▶ _Problem_
Nothing may be left out or changed. Print every entry.

▶ _Component data from apps and pages_
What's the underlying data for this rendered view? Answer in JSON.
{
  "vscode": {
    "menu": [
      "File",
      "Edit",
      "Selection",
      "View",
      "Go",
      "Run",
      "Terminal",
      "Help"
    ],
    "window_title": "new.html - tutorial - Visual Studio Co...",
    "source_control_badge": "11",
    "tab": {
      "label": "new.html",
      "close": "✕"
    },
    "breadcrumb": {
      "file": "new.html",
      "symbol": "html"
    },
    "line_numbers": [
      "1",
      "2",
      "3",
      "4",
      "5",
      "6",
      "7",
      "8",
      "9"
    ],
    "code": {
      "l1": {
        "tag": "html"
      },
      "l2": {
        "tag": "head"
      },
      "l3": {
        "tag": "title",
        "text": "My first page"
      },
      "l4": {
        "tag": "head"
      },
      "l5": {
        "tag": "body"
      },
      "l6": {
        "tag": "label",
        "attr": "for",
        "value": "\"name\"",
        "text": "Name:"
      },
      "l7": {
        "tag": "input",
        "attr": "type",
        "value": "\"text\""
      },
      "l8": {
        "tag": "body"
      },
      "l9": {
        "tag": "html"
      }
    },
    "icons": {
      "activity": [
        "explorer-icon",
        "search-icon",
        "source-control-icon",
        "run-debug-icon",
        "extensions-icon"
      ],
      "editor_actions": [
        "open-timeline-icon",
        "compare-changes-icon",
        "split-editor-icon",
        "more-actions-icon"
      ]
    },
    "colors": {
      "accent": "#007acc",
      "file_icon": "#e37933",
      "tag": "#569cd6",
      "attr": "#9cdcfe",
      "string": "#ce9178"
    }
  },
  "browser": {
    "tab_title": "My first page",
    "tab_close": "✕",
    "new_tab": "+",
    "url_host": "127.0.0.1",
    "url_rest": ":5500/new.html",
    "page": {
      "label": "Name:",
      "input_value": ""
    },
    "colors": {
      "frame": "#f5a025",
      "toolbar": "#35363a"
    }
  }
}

▶ _Result below_
What's the underlying data for this rendered view? Answer in JSON.
{
  "vscode": {
    "menu": [
      "File",
      "Edit",
      "Selection",
      "View",
      "Go",
      "Run",
      "Terminal",
      "Help"
    ],
    "window_title": "new.html - tutorial - Visual Studio Co...",
    "source_control_badge": "11",
    "tab": {
      "label": "new.html",
      "close": "✕"
    },
    "breadcrumb": {
      "file": "new.html",
      "symbol": "html"
    },
    "line_numbers": [
      "1",
      "2",
      "3",
      "4",
      "5",
      "6",
      "7",
      "8",
      "9"
    ],
    "code": {
      "l1": {
        "tag": "html"
      },
      "l2": {
        "tag": "head"
      },
      "l3": {
        "tag": "title",
        "text": "My first page"
      },
      "l4": {
        "tag": "head"
      },
      "l5": {
        "tag": "body"
      },
      "l6": {
        "tag": "label",
        "attr": "for",
        "value": "\"name\"",
        "text": "Name:"
      },
      "l7": {
        "tag": "input",
        "attr": "type",
        "value": "\"text\""
      },
      "l8": {
        "tag": "body"
      },
      "l9": {
        "tag": "html"
      }
    },
    "icons": {
      "activity": [
        "explorer-icon",
        "search-icon",
        "source-control-icon",
        "run-debug-icon",
        "extensions-icon"
      ],
      "editor_actions": [
        "open-timeline-icon",
        "compare-changes-icon",
        "split-editor-icon",
        "more-actions-icon"
      ]
    },
    "colors": {
      "accent": "#007acc",
      "file_icon": "#e37933",
      "tag": "#569cd6",
      "attr": "#9cdcfe",
      "string": "#ce9178"
    }
  },
  "browser": {
    "tab_title": "My first page",
    "tab_close": "✕",
    "new_tab": "+",
    "url_host": "127.0.0.1",
    "url_rest": ":5500/new.html",
    "page": {
      "label": "Name:",
      "input_value": ""
    },
    "colors": {
      "frame": "#f5a025",
      "toolbar": "#35363a"
    }
  }
}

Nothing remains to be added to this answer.